Lia, psychologist, enters a small and dark room at one end of the semi-permanent metal sheet building, which hosts the psychological activities of Nguenyyel camp, in Ethiopia, where 86,000 South Sudanese refugees are living in dire situation.
Thick curtains block the view and give a sense of intimacy. She sat on the floor along with her translator and a 40-year-old woman. Voices are low, almost whispers. The stories that are told in this room are made of violence and fear, painful memories that will not fade away. But with help, the sorrow can be smoothed. The grief will stay but with support, people can achieve acceptance and resilience.
She is one of the three psychologists who works in the psychological distress program, launched by Action Against Hunger in August 2017 in order to address traumatic situation.
Lia has about 30 clients as she calls them. “They are actors of their own recovery. We counsel both children and adults. We see a lot of epilepsy, which is one of the most common post traumatic syndromes. Trauma knocks at every door.”
"All these people have been through a lot of suffering; at home, in South Sudan, on their way to Ethiopia as they fled to save their lives, and here as refugees, which is a painful status"
Camp de Nguenyyel, Ethiopia
Today, her client wants to talk about her 12 years old daughter whom Lia is also counselling. When they were living in South Sudan, the little girl was kidnapped by the Murle tribe at the age of 8. She stayed three years as a slave before being sold to another owner from a different tribe. Eventually, the owner was persuaded by the authorities to return the girl back to her real family.
Unfortunately, on her return she found her mother now lived in the refugee camp, had remarried and learned the sad news that her father had been killed in South Sudan. Her return to this new family was not accepted by her new stepfather and step-uncle. She faced regular abuse and rejection, and one day, whilst her mother was out collecting firewood, her step-uncle and his friends burst into the shelter and raped her.
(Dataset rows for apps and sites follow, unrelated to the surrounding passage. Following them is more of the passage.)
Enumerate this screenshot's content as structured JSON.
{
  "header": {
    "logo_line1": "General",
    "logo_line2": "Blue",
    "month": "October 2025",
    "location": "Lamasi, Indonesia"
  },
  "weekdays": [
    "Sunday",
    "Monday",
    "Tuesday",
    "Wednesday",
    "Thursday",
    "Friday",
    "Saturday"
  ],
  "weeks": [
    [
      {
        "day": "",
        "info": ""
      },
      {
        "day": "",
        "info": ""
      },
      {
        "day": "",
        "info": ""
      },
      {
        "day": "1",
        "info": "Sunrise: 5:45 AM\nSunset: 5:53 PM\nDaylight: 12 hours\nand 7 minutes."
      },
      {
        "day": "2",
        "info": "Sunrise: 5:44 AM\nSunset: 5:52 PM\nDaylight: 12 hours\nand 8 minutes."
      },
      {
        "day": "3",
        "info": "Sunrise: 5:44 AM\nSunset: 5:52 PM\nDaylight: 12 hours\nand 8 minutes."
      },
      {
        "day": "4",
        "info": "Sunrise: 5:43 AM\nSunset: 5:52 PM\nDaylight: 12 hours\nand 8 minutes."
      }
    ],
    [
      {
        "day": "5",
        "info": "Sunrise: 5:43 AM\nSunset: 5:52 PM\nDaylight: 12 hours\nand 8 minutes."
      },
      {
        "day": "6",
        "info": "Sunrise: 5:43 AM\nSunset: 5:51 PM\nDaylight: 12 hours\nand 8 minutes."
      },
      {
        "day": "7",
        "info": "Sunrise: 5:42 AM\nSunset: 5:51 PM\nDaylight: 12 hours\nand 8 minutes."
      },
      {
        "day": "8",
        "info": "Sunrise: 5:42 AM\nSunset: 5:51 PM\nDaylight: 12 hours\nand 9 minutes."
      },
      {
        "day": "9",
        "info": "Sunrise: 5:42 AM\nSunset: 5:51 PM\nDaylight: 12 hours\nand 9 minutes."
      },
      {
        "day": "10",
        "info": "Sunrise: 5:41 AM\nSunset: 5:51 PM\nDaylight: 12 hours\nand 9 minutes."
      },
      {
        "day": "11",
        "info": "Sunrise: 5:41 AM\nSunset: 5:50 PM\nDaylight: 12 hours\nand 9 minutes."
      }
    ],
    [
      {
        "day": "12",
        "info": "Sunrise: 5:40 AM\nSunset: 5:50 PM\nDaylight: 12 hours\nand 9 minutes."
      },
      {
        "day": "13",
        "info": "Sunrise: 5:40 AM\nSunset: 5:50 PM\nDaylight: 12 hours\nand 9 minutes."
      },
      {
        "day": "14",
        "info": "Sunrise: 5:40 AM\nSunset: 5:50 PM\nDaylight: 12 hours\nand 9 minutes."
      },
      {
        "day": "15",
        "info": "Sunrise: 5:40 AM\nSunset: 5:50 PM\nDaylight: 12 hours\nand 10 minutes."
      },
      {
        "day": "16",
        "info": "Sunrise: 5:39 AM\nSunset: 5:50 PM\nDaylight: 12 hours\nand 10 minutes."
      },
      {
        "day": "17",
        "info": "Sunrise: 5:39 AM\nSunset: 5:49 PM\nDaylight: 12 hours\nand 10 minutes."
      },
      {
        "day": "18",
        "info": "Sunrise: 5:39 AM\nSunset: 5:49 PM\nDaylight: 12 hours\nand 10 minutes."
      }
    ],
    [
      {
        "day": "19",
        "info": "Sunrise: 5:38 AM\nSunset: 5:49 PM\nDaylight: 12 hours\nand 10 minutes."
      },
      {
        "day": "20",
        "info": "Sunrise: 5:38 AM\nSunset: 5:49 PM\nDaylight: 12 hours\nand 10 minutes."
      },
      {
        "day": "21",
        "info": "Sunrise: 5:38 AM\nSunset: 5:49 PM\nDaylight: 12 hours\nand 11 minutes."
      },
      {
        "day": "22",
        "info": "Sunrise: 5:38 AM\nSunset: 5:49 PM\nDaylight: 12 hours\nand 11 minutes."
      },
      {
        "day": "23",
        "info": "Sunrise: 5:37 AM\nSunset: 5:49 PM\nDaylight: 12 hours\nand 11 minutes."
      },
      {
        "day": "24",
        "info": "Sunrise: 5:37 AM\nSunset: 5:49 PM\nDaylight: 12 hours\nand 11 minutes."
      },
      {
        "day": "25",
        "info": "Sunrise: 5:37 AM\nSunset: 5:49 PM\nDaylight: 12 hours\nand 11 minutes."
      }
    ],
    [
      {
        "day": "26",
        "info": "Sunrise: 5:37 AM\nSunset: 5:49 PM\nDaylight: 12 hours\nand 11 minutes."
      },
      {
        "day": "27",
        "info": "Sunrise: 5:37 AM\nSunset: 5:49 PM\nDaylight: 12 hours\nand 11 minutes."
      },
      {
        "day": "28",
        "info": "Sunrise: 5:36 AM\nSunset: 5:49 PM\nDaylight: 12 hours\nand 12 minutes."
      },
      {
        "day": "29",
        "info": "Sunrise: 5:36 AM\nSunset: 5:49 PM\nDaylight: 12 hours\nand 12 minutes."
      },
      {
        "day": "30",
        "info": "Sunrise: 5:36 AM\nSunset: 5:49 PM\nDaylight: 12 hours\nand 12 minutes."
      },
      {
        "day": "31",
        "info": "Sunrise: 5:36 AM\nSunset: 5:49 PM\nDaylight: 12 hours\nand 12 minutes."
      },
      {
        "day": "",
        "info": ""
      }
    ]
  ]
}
The perpetrators subsequently fled the camp to avoid arrest.
Lia was the first person that the girl told about the rape. She has continued to support and help her including accompanying her to the medical center for treatment and provided on-going counselling support.
The woman sighs and explains that she is also concerned about another of her daughters who had also been abducted for one year by the same group in South Sudan. Since her return to the family, she has been telling her mother repeatedly that during this time they had made her eat snakes and insects.
Thoughts never leave her head. However, she feels lucky; at least her two daughters are back, some parents will never see their children again.
Léa Vollet Communication Officer
Action Against Hunger is implementing Mental Health and Care Practices programs in Ethiopia since 2014. In 2016, the team assisted around 129,700 individuals. In order to address further traumatic situations in Gambella region, Action Against Hunger has recently developed a broader Psychological Distress Program for the South Sudanese refugees in Nguenyyiel camp.The program comprised on psychologists, psychosocial workers and trained refugees which help with cultural understanding and language. They help refugees to recover, improve their well-being and look forward to the future again. Poor mental health can be debilitating and getting help to deal with negative thoughts and feelings and find the strength to provide for yourself and your family is critical within a refugee camp environment. The field team receive thorough follow up and every week they debrief their cases and discuss their own feeling with their colleagues and clinical manager to help cope with the harrowing and traumatic stories they are often exposed to.
In Gambella region, Action Against Hunger works both in refugee’s camp and within the local Ethiopian communities to prevent and fight malnutrition. Our activities are supported by the European Civil Protection and Humanitarian Aid Operations of the European Commission (ECHO), the Bureau of Populations, Refugees and Migrations (BPRM), Global Affairs Canada (GAC) and the Swedish International Development Cooperation Agency (SIDA).